WHAT TO DO:
Search the data for the string "glyph" and copy each line in which it appears.

########

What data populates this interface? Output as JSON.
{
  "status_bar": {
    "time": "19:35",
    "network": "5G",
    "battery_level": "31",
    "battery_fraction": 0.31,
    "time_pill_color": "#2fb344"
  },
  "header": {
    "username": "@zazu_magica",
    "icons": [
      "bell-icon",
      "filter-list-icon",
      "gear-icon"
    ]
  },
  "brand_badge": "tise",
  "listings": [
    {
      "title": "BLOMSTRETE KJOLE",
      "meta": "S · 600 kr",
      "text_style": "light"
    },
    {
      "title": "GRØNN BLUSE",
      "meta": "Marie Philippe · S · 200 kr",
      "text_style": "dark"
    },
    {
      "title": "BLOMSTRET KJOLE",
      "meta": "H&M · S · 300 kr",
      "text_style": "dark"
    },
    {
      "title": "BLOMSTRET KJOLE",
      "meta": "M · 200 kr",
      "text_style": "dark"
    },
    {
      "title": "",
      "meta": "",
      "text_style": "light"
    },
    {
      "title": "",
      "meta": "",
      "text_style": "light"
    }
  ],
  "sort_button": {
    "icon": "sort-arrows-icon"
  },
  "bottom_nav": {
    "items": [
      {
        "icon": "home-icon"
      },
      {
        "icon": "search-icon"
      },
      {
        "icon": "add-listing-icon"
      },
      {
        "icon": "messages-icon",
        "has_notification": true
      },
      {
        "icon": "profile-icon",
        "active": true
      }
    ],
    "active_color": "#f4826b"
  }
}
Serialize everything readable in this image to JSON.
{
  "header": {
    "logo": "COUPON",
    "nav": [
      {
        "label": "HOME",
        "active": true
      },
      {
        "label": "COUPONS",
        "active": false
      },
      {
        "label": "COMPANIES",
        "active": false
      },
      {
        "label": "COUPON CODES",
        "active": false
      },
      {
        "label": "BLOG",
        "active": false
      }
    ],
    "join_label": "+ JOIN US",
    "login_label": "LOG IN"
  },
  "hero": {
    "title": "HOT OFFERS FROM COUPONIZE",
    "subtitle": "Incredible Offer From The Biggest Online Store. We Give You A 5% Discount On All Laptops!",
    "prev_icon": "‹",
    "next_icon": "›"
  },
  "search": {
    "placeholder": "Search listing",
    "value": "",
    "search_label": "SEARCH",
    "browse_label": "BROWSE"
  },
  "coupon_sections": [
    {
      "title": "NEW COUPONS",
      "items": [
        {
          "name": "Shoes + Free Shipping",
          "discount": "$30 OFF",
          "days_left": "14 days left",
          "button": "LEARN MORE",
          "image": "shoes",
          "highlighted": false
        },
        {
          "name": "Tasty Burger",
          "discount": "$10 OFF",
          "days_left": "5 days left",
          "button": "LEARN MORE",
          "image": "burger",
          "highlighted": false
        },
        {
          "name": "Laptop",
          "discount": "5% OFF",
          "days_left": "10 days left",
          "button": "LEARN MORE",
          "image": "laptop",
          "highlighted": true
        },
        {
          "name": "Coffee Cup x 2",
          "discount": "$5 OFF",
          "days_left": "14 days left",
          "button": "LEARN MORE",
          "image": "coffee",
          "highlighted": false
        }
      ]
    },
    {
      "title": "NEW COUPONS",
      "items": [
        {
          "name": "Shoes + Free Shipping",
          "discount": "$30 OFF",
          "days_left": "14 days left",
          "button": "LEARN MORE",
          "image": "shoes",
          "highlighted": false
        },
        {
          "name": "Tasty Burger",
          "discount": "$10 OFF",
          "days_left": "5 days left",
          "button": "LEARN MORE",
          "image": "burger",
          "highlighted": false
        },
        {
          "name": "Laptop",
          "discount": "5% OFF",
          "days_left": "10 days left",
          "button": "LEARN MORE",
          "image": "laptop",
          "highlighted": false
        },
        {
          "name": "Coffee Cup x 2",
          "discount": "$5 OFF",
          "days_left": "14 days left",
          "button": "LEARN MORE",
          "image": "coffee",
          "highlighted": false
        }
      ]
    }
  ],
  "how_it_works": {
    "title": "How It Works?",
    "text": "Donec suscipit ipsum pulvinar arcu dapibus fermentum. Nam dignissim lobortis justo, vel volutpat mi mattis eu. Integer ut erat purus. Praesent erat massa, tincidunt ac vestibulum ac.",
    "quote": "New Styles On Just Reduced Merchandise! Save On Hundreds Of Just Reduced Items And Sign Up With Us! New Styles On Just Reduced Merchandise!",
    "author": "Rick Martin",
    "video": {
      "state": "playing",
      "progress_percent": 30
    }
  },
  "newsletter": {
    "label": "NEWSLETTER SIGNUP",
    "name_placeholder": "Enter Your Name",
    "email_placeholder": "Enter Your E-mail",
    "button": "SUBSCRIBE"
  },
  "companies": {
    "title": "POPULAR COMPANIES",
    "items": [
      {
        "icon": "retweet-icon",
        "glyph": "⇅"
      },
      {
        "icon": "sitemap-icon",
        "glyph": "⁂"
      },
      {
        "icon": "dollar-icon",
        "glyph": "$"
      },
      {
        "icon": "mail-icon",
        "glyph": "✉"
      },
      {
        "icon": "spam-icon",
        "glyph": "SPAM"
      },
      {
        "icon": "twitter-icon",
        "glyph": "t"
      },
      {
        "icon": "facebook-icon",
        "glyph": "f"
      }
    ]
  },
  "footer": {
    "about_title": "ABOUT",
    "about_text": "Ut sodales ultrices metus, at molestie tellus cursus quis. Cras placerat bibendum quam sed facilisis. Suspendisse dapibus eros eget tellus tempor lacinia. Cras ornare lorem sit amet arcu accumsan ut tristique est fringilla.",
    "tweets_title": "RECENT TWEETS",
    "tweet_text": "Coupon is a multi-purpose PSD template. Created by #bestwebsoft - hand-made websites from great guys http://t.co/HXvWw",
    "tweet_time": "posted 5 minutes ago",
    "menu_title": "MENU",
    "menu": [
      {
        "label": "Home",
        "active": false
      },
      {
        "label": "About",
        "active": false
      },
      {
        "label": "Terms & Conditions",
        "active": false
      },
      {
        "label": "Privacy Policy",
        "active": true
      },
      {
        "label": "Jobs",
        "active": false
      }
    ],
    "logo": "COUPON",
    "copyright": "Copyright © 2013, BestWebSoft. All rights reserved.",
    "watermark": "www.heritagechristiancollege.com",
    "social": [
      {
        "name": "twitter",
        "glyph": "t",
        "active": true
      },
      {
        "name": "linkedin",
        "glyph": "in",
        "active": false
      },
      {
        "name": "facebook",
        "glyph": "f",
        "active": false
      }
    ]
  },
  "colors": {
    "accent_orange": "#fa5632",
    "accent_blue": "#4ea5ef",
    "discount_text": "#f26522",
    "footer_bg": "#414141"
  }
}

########

RESPONSE:
        "glyph": "⇅"
        "glyph": "⁂"
        "glyph": "$"
        "glyph": "✉"
        "glyph": "SPAM"
        "glyph": "t"
        "glyph": "f"
        "glyph": "t",
        "glyph": "in",
        "glyph": "f",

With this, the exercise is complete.